NAS systems contain one or more hard drives, often arranged into logical, redundant storage containers or RAID. Network attached storage removes the responsibility of file serving from other servers on the network. They typically provide access to files using network file sharing protocols.
The speed is usually a 1GB Ethernet connection, but it can be changed to a multiple gigabit connection or a fiber optic connection by adding a PCIe network card. It depends on the NAS device. The capacity range varies. They can be built up to 40TB devices, but typical you will see 2 or 4TB devices offered to consumers. With port replication and add-on hard drive controller cards there is hardly a limit on the size of its storage.

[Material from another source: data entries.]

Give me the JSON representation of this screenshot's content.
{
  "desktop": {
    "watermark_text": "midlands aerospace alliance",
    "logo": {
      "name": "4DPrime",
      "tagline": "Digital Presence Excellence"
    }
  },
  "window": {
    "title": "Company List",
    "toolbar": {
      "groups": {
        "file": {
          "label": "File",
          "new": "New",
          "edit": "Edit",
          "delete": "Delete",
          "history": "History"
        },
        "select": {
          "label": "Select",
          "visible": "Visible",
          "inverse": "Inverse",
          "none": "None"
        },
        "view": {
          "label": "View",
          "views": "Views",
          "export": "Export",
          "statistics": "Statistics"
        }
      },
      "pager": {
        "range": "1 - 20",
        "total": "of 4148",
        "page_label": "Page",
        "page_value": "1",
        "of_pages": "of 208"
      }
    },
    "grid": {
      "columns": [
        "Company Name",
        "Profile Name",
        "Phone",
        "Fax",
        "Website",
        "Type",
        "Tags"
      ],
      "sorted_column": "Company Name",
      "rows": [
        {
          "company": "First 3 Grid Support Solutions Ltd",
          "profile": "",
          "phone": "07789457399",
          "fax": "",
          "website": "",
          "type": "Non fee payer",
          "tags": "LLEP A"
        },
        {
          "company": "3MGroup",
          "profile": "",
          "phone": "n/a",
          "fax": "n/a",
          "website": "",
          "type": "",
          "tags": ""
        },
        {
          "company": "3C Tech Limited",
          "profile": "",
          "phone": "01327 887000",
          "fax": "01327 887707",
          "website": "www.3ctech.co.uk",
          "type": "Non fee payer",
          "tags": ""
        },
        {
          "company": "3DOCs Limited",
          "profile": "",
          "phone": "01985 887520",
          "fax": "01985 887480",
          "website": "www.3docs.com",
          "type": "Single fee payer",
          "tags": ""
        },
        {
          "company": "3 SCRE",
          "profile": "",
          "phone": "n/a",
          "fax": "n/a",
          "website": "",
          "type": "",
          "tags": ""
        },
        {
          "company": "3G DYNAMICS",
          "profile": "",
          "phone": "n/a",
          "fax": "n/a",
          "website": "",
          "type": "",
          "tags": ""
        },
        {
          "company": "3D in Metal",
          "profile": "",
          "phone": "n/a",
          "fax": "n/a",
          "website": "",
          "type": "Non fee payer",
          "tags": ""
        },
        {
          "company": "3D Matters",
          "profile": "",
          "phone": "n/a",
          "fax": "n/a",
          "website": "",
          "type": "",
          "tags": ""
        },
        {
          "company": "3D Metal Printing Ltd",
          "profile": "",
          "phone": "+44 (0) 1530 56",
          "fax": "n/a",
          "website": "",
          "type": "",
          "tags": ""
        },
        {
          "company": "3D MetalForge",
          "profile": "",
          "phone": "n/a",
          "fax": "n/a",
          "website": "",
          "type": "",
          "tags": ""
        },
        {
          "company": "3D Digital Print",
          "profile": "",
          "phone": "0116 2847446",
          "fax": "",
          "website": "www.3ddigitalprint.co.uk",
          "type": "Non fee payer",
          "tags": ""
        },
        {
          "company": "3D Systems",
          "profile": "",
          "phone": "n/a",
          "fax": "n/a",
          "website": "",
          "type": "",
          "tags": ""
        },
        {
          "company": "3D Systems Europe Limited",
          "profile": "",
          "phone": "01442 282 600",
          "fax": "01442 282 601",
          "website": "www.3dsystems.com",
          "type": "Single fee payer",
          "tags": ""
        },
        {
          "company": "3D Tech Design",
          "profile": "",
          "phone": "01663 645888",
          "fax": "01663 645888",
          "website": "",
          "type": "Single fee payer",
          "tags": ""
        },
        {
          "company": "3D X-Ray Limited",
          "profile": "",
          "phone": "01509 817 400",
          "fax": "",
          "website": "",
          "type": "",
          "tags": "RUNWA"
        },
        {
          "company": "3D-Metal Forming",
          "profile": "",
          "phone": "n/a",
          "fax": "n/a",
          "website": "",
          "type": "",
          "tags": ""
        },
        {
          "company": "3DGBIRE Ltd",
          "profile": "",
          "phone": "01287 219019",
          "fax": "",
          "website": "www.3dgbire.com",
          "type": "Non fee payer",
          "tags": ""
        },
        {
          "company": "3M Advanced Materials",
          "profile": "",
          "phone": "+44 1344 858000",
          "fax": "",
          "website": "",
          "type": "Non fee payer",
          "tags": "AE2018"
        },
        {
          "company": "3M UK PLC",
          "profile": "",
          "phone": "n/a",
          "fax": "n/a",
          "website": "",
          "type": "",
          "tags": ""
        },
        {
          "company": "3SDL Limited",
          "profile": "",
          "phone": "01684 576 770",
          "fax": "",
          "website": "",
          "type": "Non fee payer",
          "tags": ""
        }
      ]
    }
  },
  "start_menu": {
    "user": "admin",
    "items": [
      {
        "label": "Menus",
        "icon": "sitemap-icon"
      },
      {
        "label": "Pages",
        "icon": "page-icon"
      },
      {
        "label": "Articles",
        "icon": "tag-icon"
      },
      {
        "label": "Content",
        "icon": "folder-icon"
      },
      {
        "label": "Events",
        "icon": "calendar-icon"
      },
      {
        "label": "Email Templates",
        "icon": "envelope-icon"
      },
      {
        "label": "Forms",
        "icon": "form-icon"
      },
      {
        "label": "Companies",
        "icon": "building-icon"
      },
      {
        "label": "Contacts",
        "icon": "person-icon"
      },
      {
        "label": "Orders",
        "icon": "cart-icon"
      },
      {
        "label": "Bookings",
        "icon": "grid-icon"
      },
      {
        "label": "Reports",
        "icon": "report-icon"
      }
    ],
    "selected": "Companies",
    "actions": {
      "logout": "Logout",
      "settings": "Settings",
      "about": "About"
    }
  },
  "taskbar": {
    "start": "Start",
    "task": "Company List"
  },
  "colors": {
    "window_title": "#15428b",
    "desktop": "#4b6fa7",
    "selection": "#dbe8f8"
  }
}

NAS appliances and gateways must be configured and managed using software tools that allow administrators to allocate space, manage RAID and storage behaviors, perform routine maintenance, and other tasks. Management software ideally provides interoperability with a variety of NAS devices from different vendors and can automate many of the routine